─── Provided data ───

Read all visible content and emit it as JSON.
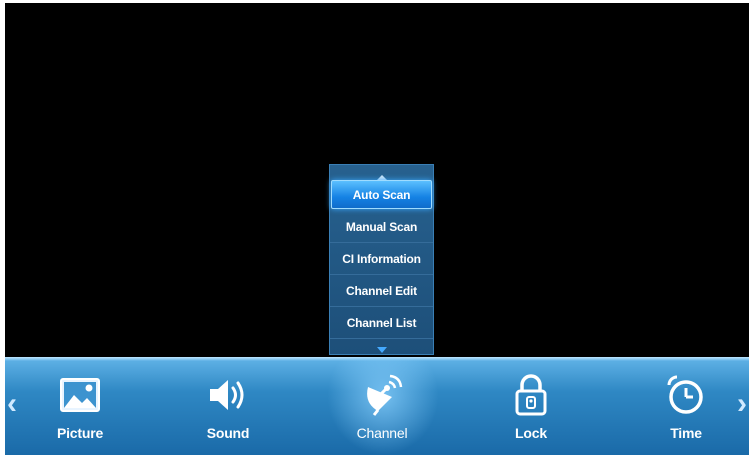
{
  "submenu": {
    "items": [
      {
        "label": "Auto Scan",
        "selected": true
      },
      {
        "label": "Manual Scan",
        "selected": false
      },
      {
        "label": "CI Information",
        "selected": false
      },
      {
        "label": "Channel Edit",
        "selected": false
      },
      {
        "label": "Channel List",
        "selected": false
      }
    ]
  },
  "menu_bar": {
    "items": [
      {
        "label": "Picture",
        "icon": "picture-icon"
      },
      {
        "label": "Sound",
        "icon": "speaker-icon"
      },
      {
        "label": "Channel",
        "icon": "satellite-dish-icon",
        "active": true
      },
      {
        "label": "Lock",
        "icon": "padlock-icon"
      },
      {
        "label": "Time",
        "icon": "clock-icon"
      }
    ],
    "nav_left": "‹",
    "nav_right": "›"
  },
  "colors": {
    "selected_item": "#1582e4",
    "bar": "#2f88c4",
    "submenu_bg": "#27618f"
  }
}
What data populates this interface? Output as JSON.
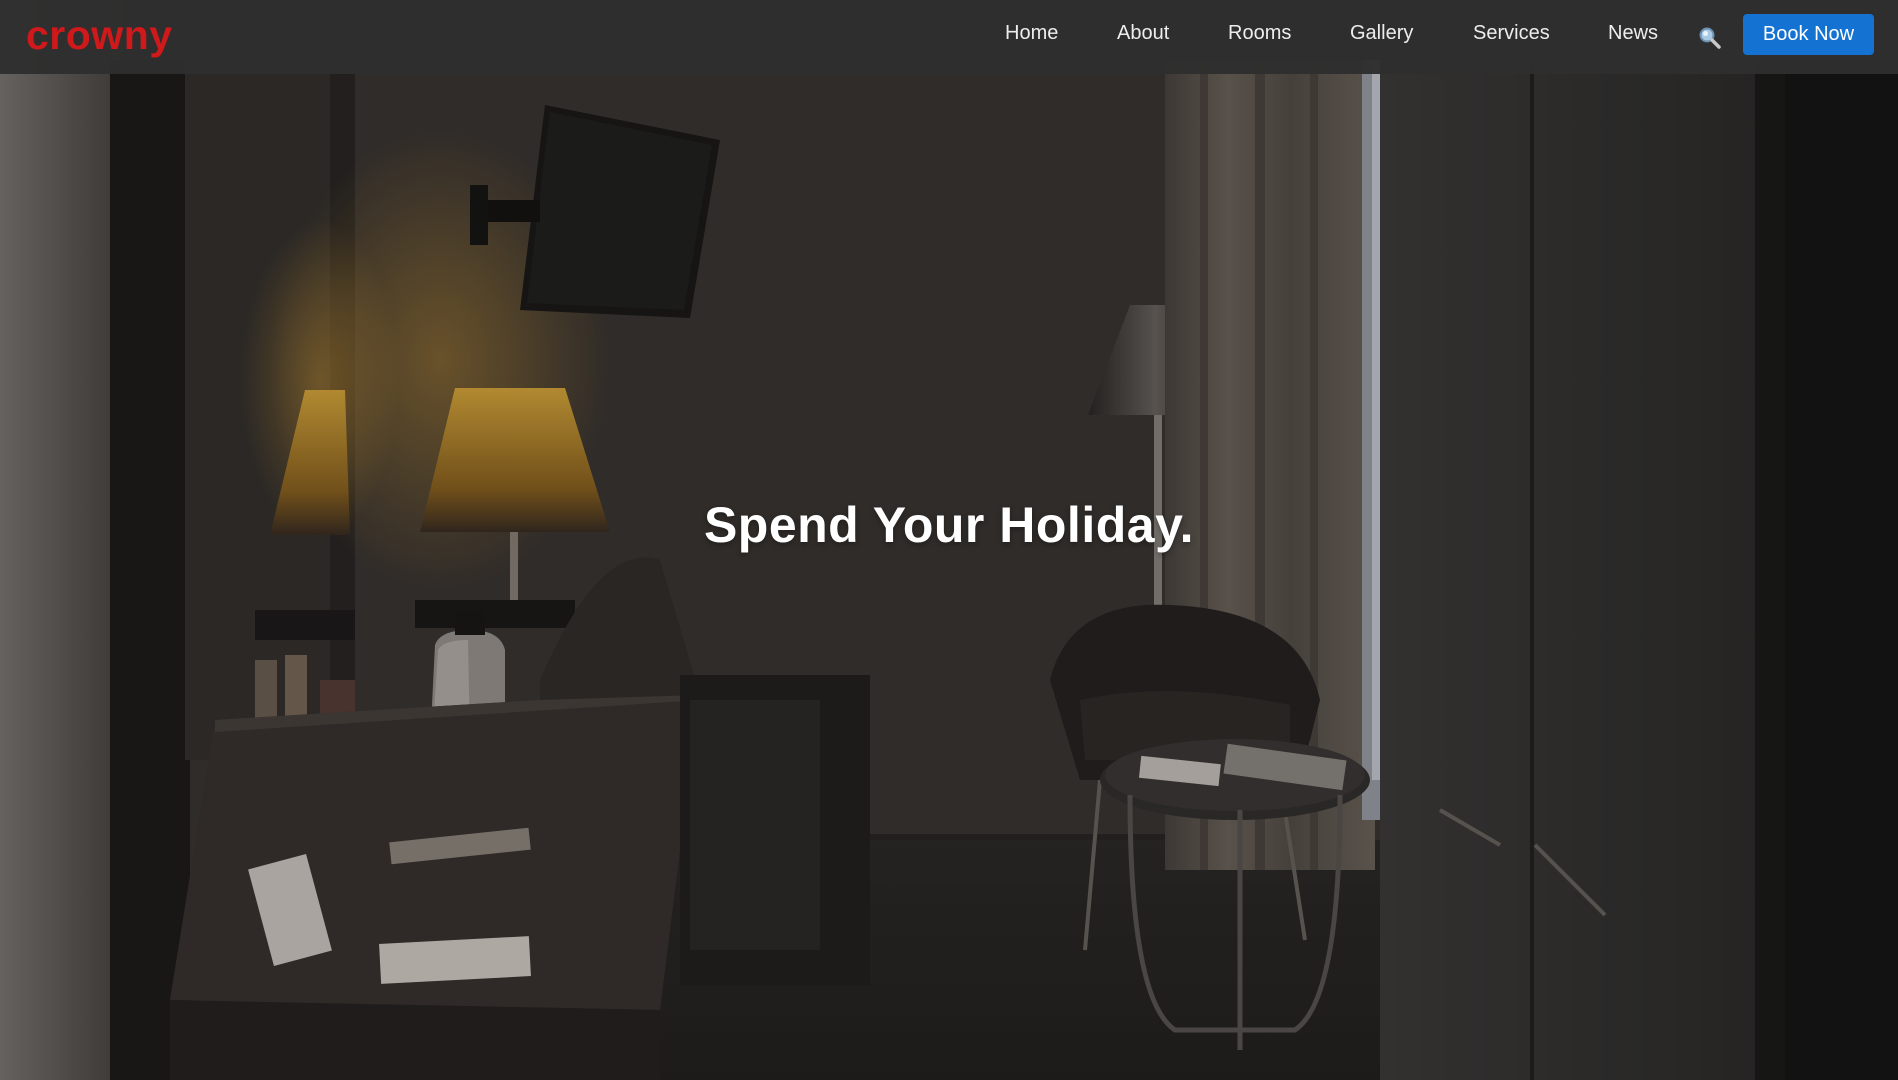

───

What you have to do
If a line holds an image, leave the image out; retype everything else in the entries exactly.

Completed task
Read all visible content and emit it as JSON.
{
  "submenu": {
    "items": [
      {
        "label": "Auto Scan",
        "selected": true
      },
      {
        "label": "Manual Scan",
        "selected": false
      },
      {
        "label": "CI Information",
        "selected": false
      },
      {
        "label": "Channel Edit",
        "selected": false
      },
      {
        "label": "Channel List",
        "selected": false
      }
    ]
  },
  "menu_bar": {
    "items": [
      {
        "label": "Picture",
        "icon": "picture-icon"
      },
      {
        "label": "Sound",
        "icon": "speaker-icon"
      },
      {
        "label": "Channel",
        "icon": "satellite-dish-icon",
        "active": true
      },
      {
        "label": "Lock",
        "icon": "padlock-icon"
      },
      {
        "label": "Time",
        "icon": "clock-icon"
      }
    ],
    "nav_left": "‹",
    "nav_right": "›"
  },
  "colors": {
    "selected_item": "#1582e4",
    "bar": "#2f88c4",
    "submenu_bg": "#27618f"
  }
}
What data populates this interface? Output as JSON.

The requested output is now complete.